- Exercise instructions -
All of the entries need to be repeated exactly. Leave nothing out.

- Data extracts -
Start of Block

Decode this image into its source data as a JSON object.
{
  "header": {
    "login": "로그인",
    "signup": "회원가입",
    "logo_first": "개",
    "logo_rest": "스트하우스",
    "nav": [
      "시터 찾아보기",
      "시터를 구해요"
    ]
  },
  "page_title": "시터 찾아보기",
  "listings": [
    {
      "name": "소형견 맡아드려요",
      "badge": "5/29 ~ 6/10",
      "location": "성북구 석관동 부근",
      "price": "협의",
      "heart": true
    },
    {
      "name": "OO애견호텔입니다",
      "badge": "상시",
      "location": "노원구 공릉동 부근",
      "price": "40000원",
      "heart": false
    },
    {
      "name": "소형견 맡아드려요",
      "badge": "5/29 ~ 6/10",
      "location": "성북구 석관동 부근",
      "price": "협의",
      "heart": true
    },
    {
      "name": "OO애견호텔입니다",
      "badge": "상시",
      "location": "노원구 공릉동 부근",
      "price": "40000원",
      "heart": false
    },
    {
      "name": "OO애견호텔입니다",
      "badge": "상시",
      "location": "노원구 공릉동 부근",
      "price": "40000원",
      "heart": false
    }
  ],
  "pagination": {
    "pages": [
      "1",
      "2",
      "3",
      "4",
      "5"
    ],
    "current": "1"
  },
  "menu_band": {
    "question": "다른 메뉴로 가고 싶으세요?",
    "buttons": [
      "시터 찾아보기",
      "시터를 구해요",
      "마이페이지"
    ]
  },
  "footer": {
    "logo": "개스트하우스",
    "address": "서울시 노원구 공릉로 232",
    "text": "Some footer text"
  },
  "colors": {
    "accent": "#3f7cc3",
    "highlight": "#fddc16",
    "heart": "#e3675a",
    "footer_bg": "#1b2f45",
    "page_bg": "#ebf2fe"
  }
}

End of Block

- Output for this task -
Decode this image into its source data as a JSON object.
{
  "header": {
    "login": "로그인",
    "signup": "회원가입",
    "logo_first": "개",
    "logo_rest": "스트하우스",
    "nav": [
      "시터 찾아보기",
      "시터를 구해요"
    ]
  },
  "page_title": "시터 찾아보기",
  "listings": [
    {
      "name": "소형견 맡아드려요",
      "badge": "5/29 ~ 6/10",
      "location": "성북구 석관동 부근",
      "price": "협의",
      "heart": true
    },
    {
      "name": "OO애견호텔입니다",
      "badge": "상시",
      "location": "노원구 공릉동 부근",
      "price": "40000원",
      "heart": false
    },
    {
      "name": "소형견 맡아드려요",
      "badge": "5/29 ~ 6/10",
      "location": "성북구 석관동 부근",
      "price": "협의",
      "heart": true
    },
    {
      "name": "OO애견호텔입니다",
      "badge": "상시",
      "location": "노원구 공릉동 부근",
      "price": "40000원",
      "heart": false
    },
    {
      "name": "OO애견호텔입니다",
      "badge": "상시",
      "location": "노원구 공릉동 부근",
      "price": "40000원",
      "heart": false
    }
  ],
  "pagination": {
    "pages": [
      "1",
      "2",
      "3",
      "4",
      "5"
    ],
    "current": "1"
  },
  "menu_band": {
    "question": "다른 메뉴로 가고 싶으세요?",
    "buttons": [
      "시터 찾아보기",
      "시터를 구해요",
      "마이페이지"
    ]
  },
  "footer": {
    "logo": "개스트하우스",
    "address": "서울시 노원구 공릉로 232",
    "text": "Some footer text"
  },
  "colors": {
    "accent": "#3f7cc3",
    "highlight": "#fddc16",
    "heart": "#e3675a",
    "footer_bg": "#1b2f45",
    "page_bg": "#ebf2fe"
  }
}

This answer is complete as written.